## Exercise brief:
Restate the records in full, keeping every word as it is.

## Material for the task:
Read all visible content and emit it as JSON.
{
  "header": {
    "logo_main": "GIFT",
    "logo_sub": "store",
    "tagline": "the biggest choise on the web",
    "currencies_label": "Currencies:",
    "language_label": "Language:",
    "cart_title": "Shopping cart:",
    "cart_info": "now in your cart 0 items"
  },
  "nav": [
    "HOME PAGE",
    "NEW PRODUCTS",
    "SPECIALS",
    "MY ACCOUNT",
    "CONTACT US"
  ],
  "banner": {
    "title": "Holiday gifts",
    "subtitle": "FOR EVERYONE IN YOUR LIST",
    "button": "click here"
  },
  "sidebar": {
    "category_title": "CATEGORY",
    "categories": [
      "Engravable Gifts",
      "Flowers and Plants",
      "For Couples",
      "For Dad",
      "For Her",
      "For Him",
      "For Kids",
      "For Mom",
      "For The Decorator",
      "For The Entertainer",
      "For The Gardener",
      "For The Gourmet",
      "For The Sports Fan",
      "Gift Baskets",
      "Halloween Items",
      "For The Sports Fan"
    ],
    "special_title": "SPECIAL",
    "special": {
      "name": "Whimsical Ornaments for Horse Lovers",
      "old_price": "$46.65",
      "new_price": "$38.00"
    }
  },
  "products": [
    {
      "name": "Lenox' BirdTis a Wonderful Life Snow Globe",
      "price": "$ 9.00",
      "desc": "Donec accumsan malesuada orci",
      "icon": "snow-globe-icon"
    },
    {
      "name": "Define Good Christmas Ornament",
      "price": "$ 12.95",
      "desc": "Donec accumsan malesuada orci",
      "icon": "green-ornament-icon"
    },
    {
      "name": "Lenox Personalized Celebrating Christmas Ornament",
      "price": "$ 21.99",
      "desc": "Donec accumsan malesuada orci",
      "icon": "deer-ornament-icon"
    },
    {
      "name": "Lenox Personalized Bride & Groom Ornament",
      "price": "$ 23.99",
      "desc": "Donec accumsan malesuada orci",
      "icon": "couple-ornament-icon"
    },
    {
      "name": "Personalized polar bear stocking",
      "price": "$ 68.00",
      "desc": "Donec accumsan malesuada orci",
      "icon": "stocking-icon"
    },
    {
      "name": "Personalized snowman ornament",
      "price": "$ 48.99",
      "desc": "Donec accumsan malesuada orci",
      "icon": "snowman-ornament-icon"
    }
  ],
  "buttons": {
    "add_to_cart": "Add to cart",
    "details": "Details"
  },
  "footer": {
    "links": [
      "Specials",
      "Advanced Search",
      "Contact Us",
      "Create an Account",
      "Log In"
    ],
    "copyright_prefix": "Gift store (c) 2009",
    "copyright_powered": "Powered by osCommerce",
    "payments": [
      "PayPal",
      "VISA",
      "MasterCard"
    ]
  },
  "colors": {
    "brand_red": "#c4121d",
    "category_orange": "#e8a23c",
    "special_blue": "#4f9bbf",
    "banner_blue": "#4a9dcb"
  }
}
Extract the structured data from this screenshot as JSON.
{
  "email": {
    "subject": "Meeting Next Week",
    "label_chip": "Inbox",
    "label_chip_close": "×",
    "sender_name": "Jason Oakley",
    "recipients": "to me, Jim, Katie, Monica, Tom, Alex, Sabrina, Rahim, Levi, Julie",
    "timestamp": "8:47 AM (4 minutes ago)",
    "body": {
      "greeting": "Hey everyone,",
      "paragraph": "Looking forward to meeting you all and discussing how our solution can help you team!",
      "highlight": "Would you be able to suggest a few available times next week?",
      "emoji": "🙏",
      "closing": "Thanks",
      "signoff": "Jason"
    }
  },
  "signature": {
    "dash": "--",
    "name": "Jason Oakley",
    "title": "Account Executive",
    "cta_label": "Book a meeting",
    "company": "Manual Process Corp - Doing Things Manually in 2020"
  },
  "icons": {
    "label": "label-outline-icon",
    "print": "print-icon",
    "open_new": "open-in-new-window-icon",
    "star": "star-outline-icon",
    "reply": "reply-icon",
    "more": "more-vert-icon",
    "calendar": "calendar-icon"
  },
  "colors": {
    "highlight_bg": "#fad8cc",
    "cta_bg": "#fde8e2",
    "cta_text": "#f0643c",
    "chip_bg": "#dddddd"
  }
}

## Solution for this problem:
Read all visible content and emit it as JSON.
{
  "header": {
    "logo_main": "GIFT",
    "logo_sub": "store",
    "tagline": "the biggest choise on the web",
    "currencies_label": "Currencies:",
    "language_label": "Language:",
    "cart_title": "Shopping cart:",
    "cart_info": "now in your cart 0 items"
  },
  "nav": [
    "HOME PAGE",
    "NEW PRODUCTS",
    "SPECIALS",
    "MY ACCOUNT",
    "CONTACT US"
  ],
  "banner": {
    "title": "Holiday gifts",
    "subtitle": "FOR EVERYONE IN YOUR LIST",
    "button": "click here"
  },
  "sidebar": {
    "category_title": "CATEGORY",
    "categories": [
      "Engravable Gifts",
      "Flowers and Plants",
      "For Couples",
      "For Dad",
      "For Her",
      "For Him",
      "For Kids",
      "For Mom",
      "For The Decorator",
      "For The Entertainer",
      "For The Gardener",
      "For The Gourmet",
      "For The Sports Fan",
      "Gift Baskets",
      "Halloween Items",
      "For The Sports Fan"
    ],
    "special_title": "SPECIAL",
    "special": {
      "name": "Whimsical Ornaments for Horse Lovers",
      "old_price": "$46.65",
      "new_price": "$38.00"
    }
  },
  "products": [
    {
      "name": "Lenox' BirdTis a Wonderful Life Snow Globe",
      "price": "$ 9.00",
      "desc": "Donec accumsan malesuada orci",
      "icon": "snow-globe-icon"
    },
    {
      "name": "Define Good Christmas Ornament",
      "price": "$ 12.95",
      "desc": "Donec accumsan malesuada orci",
      "icon": "green-ornament-icon"
    },
    {
      "name": "Lenox Personalized Celebrating Christmas Ornament",
      "price": "$ 21.99",
      "desc": "Donec accumsan malesuada orci",
      "icon": "deer-ornament-icon"
    },
    {
      "name": "Lenox Personalized Bride & Groom Ornament",
      "price": "$ 23.99",
      "desc": "Donec accumsan malesuada orci",
      "icon": "couple-ornament-icon"
    },
    {
      "name": "Personalized polar bear stocking",
      "price": "$ 68.00",
      "desc": "Donec accumsan malesuada orci",
      "icon": "stocking-icon"
    },
    {
      "name": "Personalized snowman ornament",
      "price": "$ 48.99",
      "desc": "Donec accumsan malesuada orci",
      "icon": "snowman-ornament-icon"
    }
  ],
  "buttons": {
    "add_to_cart": "Add to cart",
    "details": "Details"
  },
  "footer": {
    "links": [
      "Specials",
      "Advanced Search",
      "Contact Us",
      "Create an Account",
      "Log In"
    ],
    "copyright_prefix": "Gift store (c) 2009",
    "copyright_powered": "Powered by osCommerce",
    "payments": [
      "PayPal",
      "VISA",
      "MasterCard"
    ]
  },
  "colors": {
    "brand_red": "#c4121d",
    "category_orange": "#e8a23c",
    "special_blue": "#4f9bbf",
    "banner_blue": "#4a9dcb"
  }
}
Extract the structured data from this screenshot as JSON.
{
  "email": {
    "subject": "Meeting Next Week",
    "label_chip": "Inbox",
    "label_chip_close": "×",
    "sender_name": "Jason Oakley",
    "recipients": "to me, Jim, Katie, Monica, Tom, Alex, Sabrina, Rahim, Levi, Julie",
    "timestamp": "8:47 AM (4 minutes ago)",
    "body": {
      "greeting": "Hey everyone,",
      "paragraph": "Looking forward to meeting you all and discussing how our solution can help you team!",
      "highlight": "Would you be able to suggest a few available times next week?",
      "emoji": "🙏",
      "closing": "Thanks",
      "signoff": "Jason"
    }
  },
  "signature": {
    "dash": "--",
    "name": "Jason Oakley",
    "title": "Account Executive",
    "cta_label": "Book a meeting",
    "company": "Manual Process Corp - Doing Things Manually in 2020"
  },
  "icons": {
    "label": "label-outline-icon",
    "print": "print-icon",
    "open_new": "open-in-new-window-icon",
    "star": "star-outline-icon",
    "reply": "reply-icon",
    "more": "more-vert-icon",
    "calendar": "calendar-icon"
  },
  "colors": {
    "highlight_bg": "#fad8cc",
    "cta_bg": "#fde8e2",
    "cta_text": "#f0643c",
    "chip_bg": "#dddddd"
  }
}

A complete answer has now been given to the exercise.